NEWS | November 17, 2017

In cancer, talking about bad news can be good

UC Davis study should reassure oncologists

(SACRAMENTO, Calif.)

Giving bad news is never easy, especially when it’s life or death. But when an oncologist delivers a poor prognosis to a cancer patient, does it harm their relationship?  Some research studies have suggested it can.

Joshua Fenton Joshua Fenton

A new study by UC Davis and University of Rochester researchers demonstrates that it does not. In fact, it found that the patient-doctor alliance can be strengthened after a discussion about prognosis.

Appearing  today in the Journal of Clinical Oncology, the study may provide reassurance to oncologists worried that talking about a patient’s chances of survival may do more harm than good.

“We hope this information will reassure clinicians about any negative impacts of these discussions on their relationships with patients,” said lead author Joshua Fenton, a professor of family and community medicine at UC Davis. “Discussing prognosis doesn’t undermine trust, and informing patients may have large benefits in terms of future quality of life.”

Fenton explains that while patients with illnesses that may limit their lives rely on their physicians to talk with them about their disease and prognosis, many oncologists instead emphasize treatment options, spending little time discussing prognosis or end-of-life options such as palliative care and hospice. The result can be greater use of intensive, hospital-based services, higher health care costs, lower quality of life for patients, more difficulties for caregivers and even shortened survival.

“Prognosis discussions don’t happen early and often, and, as a result, it’s been clearly documented that many patients often completely misunderstand their prognosis so treatment decisions made near the end of life might not be totally aligned with the patients’ and caregivers’ priorities,” he said.

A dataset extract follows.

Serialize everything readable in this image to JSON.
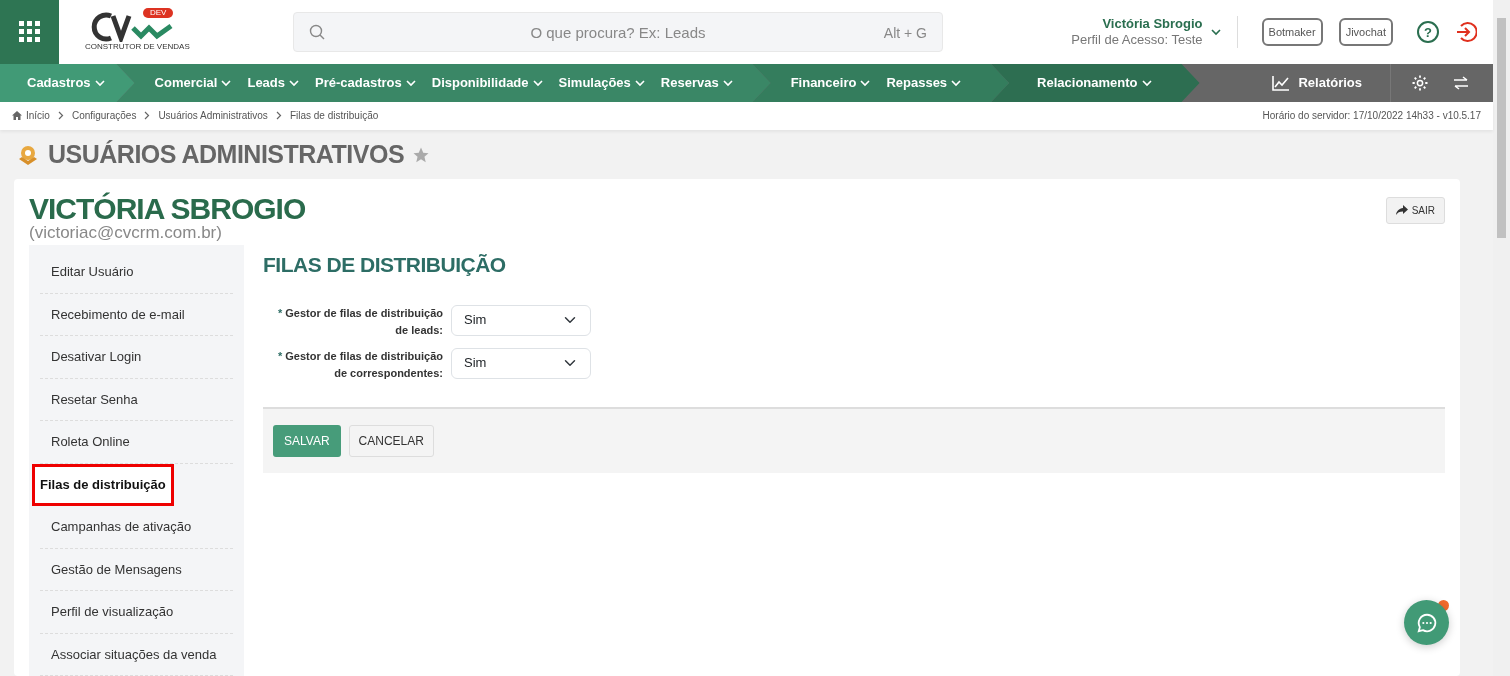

The study is an outgrowth of earlier research which found that patients with stage III or IV cancer reported far more optimistic expectations for survival than their oncologists thought they had communicated, which has implications for the kinds of decisions made near the end of life.

For the new study, the researchers recruited 238 adult patients with advanced cancer visiting 38 oncologists within community and hospital-based cancer clinics in Western New York and Northern California, including at the UC Davis Comprehensive Cancer Center.

Patient visits with oncologists were audiotaped and the tapes then analyzed for prognosis discussions. Patients were surveyed 2-7 days after their visit and again at three months to evaluate any changes in the doctor-patient relationship. An analysis of the findings showed that having had a prognosis discussion did not negatively affect the doctor-patient relationship within one week of the conversation and that it actually improved the relationship three months later.

The study contradicts two, more limited studies which found that these discussions can increase a patient’s depressive symptoms and disrupt the doctor-patient relationship.

Fenton said that in addition to educating oncologists about the importance of prognosis discussions, he hopes that medical educators enhance their curriculum to train future oncologists in these communications strategies.

“Giving patients bad news is a very small part of our training as clinicians,” he said.

Other authors on the study include Richard Kravitz, Guibo Xing and Daniel Tancredi at UC Davis; and Paul Duberstein, Kevin Fiscella, Supriya Mohile and Ronald Epstein at the University of Rochester.

The research was supported by grants from the National Cancer Institute (RO1 CA140419-05 and RO1 CA168387).